**Your task:**
Repeat each entry as written and leave the images out of the copy.

**Data records:**
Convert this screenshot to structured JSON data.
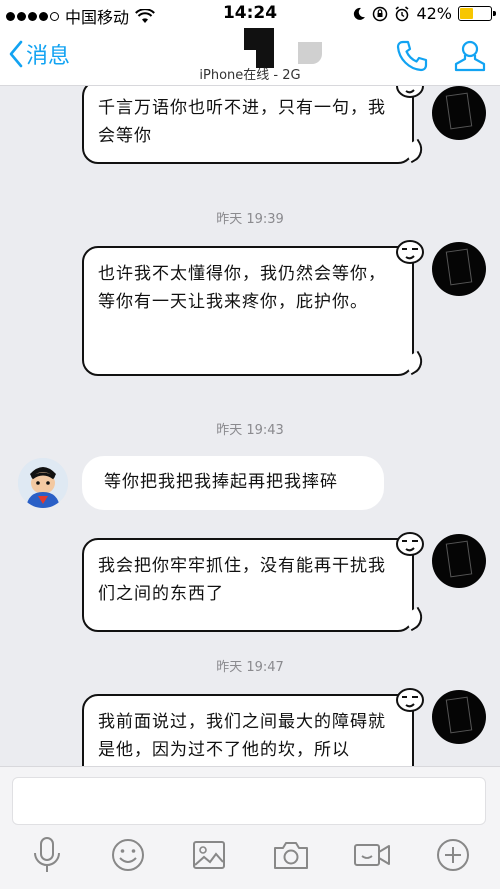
{
  "status_bar": {
    "carrier": "中国移动",
    "wifi_icon": "wifi-icon",
    "time": "14:24",
    "battery_percent_text": "42%",
    "battery_level": 0.42,
    "icons": [
      "moon-icon",
      "orientation-lock-icon",
      "alarm-icon"
    ]
  },
  "nav": {
    "back_label": "消息",
    "subtitle": "iPhone在线 - 2G",
    "icons": [
      "phone-icon",
      "profile-icon"
    ]
  },
  "messages": [
    {
      "side": "right",
      "text": "千言万语你也听不进，只有一句，我会等你"
    },
    {
      "timestamp": "昨天 19:39"
    },
    {
      "side": "right",
      "text": "也许我不太懂得你，我仍然会等你，等你有一天让我来疼你，庇护你。"
    },
    {
      "timestamp": "昨天 19:43"
    },
    {
      "side": "left",
      "text": "等你把我把我捧起再把我摔碎"
    },
    {
      "side": "right",
      "text": "我会把你牢牢抓住，没有能再干扰我们之间的东西了"
    },
    {
      "timestamp": "昨天 19:47"
    },
    {
      "side": "right",
      "text": "我前面说过，我们之间最大的障碍就是他，因为过不了他的坎，所以"
    }
  ],
  "input": {
    "value": "",
    "placeholder": ""
  },
  "toolbar": {
    "icons": [
      "microphone-icon",
      "emoji-icon",
      "image-icon",
      "camera-icon",
      "video-icon",
      "plus-icon"
    ]
  },
  "colors": {
    "accent": "#12a3f2",
    "background": "#ebecf0",
    "battery": "#f7c600"
  }
}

**Finished task:**
Convert this screenshot to structured JSON data.
{
  "status_bar": {
    "carrier": "中国移动",
    "wifi_icon": "wifi-icon",
    "time": "14:24",
    "battery_percent_text": "42%",
    "battery_level": 0.42,
    "icons": [
      "moon-icon",
      "orientation-lock-icon",
      "alarm-icon"
    ]
  },
  "nav": {
    "back_label": "消息",
    "subtitle": "iPhone在线 - 2G",
    "icons": [
      "phone-icon",
      "profile-icon"
    ]
  },
  "messages": [
    {
      "side": "right",
      "text": "千言万语你也听不进，只有一句，我会等你"
    },
    {
      "timestamp": "昨天 19:39"
    },
    {
      "side": "right",
      "text": "也许我不太懂得你，我仍然会等你，等你有一天让我来疼你，庇护你。"
    },
    {
      "timestamp": "昨天 19:43"
    },
    {
      "side": "left",
      "text": "等你把我把我捧起再把我摔碎"
    },
    {
      "side": "right",
      "text": "我会把你牢牢抓住，没有能再干扰我们之间的东西了"
    },
    {
      "timestamp": "昨天 19:47"
    },
    {
      "side": "right",
      "text": "我前面说过，我们之间最大的障碍就是他，因为过不了他的坎，所以"
    }
  ],
  "input": {
    "value": "",
    "placeholder": ""
  },
  "toolbar": {
    "icons": [
      "microphone-icon",
      "emoji-icon",
      "image-icon",
      "camera-icon",
      "video-icon",
      "plus-icon"
    ]
  },
  "colors": {
    "accent": "#12a3f2",
    "background": "#ebecf0",
    "battery": "#f7c600"
  }
}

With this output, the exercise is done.